Susan Stern, author of the book With the Weathermen: The Personal Journey of a Revolutionary Woman wrote about the following events:
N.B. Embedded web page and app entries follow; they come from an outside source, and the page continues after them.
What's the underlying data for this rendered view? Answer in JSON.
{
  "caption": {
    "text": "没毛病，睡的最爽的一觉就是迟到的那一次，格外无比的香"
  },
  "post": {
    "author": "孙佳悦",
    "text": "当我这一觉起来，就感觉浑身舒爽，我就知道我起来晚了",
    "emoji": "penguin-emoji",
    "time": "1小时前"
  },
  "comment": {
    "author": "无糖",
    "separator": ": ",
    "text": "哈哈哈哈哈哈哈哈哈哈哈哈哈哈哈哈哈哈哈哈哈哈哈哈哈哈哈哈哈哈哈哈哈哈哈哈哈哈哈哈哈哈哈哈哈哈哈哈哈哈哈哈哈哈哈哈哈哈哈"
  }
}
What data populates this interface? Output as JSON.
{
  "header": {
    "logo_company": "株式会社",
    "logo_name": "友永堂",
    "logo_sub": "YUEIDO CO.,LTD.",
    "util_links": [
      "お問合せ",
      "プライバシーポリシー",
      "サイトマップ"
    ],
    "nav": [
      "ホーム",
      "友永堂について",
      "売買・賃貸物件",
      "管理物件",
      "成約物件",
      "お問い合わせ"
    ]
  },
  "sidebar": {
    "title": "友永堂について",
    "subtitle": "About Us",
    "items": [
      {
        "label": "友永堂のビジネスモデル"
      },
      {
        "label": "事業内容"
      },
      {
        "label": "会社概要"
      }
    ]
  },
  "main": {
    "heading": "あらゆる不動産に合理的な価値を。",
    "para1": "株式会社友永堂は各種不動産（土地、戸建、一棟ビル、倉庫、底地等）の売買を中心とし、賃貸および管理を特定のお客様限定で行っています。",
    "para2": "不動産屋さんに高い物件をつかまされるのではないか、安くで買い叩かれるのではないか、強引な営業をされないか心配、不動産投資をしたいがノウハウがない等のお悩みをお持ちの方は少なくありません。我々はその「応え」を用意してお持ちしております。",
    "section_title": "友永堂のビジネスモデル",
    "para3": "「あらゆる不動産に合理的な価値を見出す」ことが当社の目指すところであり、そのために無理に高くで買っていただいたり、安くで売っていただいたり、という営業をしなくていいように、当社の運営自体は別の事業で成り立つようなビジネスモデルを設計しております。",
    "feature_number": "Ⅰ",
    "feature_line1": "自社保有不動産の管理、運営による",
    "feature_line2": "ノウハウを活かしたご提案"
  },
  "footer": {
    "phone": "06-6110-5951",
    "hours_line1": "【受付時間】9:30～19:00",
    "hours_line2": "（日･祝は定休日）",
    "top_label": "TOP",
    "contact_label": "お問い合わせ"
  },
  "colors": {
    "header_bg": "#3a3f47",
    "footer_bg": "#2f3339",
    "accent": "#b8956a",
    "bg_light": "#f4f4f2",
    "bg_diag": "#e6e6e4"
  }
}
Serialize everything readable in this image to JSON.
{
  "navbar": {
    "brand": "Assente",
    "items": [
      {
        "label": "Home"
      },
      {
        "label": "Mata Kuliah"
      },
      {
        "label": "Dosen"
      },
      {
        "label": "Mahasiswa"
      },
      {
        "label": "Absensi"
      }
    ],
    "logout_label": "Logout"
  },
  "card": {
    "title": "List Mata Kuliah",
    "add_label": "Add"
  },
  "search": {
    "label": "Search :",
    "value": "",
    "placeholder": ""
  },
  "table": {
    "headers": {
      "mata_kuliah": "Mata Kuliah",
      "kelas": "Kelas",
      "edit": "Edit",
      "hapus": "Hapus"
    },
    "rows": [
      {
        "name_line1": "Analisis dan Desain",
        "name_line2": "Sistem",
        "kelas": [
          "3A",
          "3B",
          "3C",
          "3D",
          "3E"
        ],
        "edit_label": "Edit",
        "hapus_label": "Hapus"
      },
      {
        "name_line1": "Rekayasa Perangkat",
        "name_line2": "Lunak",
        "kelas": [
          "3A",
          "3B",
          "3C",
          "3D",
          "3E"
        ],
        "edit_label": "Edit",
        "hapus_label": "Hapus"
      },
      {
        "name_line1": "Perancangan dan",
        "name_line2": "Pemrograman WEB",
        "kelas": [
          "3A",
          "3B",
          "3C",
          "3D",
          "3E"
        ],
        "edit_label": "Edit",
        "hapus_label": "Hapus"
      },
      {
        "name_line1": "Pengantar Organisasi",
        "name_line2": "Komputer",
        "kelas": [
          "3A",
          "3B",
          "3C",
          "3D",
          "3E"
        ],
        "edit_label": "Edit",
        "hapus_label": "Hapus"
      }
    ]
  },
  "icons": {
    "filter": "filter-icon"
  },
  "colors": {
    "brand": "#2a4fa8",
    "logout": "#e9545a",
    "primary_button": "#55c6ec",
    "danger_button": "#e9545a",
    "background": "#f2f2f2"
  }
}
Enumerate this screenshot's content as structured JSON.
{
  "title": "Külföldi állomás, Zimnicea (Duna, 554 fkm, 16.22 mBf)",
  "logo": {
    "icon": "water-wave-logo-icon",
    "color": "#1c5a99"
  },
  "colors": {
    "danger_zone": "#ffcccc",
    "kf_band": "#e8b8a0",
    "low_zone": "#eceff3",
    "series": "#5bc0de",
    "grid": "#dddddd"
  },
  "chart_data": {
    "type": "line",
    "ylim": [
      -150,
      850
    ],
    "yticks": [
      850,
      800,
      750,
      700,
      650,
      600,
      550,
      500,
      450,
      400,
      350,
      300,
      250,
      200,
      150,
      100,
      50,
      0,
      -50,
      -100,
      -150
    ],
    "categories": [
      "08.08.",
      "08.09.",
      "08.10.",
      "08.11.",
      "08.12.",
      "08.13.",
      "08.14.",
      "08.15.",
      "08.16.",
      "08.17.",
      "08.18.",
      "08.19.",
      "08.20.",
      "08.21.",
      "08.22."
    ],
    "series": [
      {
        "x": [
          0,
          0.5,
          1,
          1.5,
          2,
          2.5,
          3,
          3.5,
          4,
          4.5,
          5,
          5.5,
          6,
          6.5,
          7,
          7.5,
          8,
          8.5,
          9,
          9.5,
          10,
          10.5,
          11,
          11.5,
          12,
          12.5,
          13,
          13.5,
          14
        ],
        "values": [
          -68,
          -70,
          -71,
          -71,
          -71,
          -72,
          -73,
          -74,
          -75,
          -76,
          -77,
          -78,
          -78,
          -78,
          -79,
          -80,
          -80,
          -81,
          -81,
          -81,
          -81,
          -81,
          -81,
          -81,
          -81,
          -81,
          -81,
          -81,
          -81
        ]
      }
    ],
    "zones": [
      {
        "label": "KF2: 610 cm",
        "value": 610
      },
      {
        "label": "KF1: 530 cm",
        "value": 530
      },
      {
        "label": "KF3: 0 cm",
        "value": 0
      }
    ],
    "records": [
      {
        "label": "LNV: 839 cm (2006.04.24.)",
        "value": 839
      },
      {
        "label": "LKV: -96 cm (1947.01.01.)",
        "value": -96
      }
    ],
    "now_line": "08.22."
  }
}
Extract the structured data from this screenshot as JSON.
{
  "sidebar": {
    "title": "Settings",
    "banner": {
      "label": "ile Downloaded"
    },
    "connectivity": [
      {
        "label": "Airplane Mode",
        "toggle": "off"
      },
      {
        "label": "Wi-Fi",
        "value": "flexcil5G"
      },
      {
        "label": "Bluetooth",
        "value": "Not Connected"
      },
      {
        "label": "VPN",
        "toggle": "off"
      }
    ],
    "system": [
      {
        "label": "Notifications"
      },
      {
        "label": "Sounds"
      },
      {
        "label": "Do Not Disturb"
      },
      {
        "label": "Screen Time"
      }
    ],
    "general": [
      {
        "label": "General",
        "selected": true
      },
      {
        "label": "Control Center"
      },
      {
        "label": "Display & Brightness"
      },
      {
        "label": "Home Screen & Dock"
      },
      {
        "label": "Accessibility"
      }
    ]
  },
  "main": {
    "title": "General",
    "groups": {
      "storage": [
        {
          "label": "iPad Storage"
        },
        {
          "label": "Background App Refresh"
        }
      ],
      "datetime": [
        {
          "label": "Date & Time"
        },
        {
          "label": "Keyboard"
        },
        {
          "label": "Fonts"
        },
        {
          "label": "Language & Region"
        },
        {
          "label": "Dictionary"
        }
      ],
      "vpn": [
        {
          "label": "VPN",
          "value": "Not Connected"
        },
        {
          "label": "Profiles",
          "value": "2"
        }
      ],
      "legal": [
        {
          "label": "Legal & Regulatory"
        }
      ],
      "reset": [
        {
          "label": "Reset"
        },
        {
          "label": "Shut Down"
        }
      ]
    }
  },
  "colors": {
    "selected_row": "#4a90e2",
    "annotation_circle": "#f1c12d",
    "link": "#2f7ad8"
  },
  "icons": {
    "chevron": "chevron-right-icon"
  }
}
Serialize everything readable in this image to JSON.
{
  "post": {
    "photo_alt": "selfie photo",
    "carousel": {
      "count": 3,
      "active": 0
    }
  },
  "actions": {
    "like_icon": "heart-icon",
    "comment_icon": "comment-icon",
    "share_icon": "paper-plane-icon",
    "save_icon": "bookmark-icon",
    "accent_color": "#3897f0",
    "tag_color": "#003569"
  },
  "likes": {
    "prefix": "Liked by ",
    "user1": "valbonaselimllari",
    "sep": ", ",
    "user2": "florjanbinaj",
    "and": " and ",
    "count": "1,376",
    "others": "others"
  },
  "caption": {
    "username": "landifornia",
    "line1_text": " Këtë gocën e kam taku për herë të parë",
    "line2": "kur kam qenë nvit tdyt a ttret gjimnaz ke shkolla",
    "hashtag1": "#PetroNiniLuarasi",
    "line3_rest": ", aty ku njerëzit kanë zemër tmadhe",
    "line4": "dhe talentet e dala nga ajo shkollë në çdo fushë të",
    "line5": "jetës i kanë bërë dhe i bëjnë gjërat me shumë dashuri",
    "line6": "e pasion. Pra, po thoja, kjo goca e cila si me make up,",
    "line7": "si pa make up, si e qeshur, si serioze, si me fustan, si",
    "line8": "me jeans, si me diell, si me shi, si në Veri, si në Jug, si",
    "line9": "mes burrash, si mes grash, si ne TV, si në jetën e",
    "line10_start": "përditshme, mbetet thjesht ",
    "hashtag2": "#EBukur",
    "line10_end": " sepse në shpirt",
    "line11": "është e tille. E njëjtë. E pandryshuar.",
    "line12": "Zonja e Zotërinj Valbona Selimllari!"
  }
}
Beverly, according to Stern, was the only member of the collective to call Rudd on this male chauvinism. But as the collective meeting wore on, and as Rudd successfully encouraged the other collective members to vent their anger at the pair, Beverly's resistance crumbled, and her spirit broke. In the subsequent session, Rudd turned the criticism on Stern. Although collective members acknowledged that Stern was the most energetic and successful high school organizer in the collective, Rudd charged that she was not working for the revolution, but was instead working for her own ego gratification, her own self-aggrandizement. On and on, hour after hour, the collective, with Rudd's encouragement and approval, attacked Stern's alleged egocentrism. When the session ended, Rudd took the Weather Bureau's designated Seattle collective leader, Carol, to bed. Stern, shell-shocked, fell asleep upstairs but was awakened several hours later when she heard Georgia, the other woman sleeping in Stern's room, cry out "No, please no." Rudd, having finished his organizing downstairs, was now attempting to get into bed with Georgia. He answered Georgia's cry by insisting taht she, Georgia, together with Carol, "had to assume command of the collective," and that she "had to strengthen herself to fight the reactionary tendencies within the collective." Georgia continued to resist Rudd, confessing to him that she loved one of the other Seattle Weathermen. Rudd replied: "You have to put the demands of your collective above your love. Nothing comes before the collective."[4][5][6]

See also

References

External links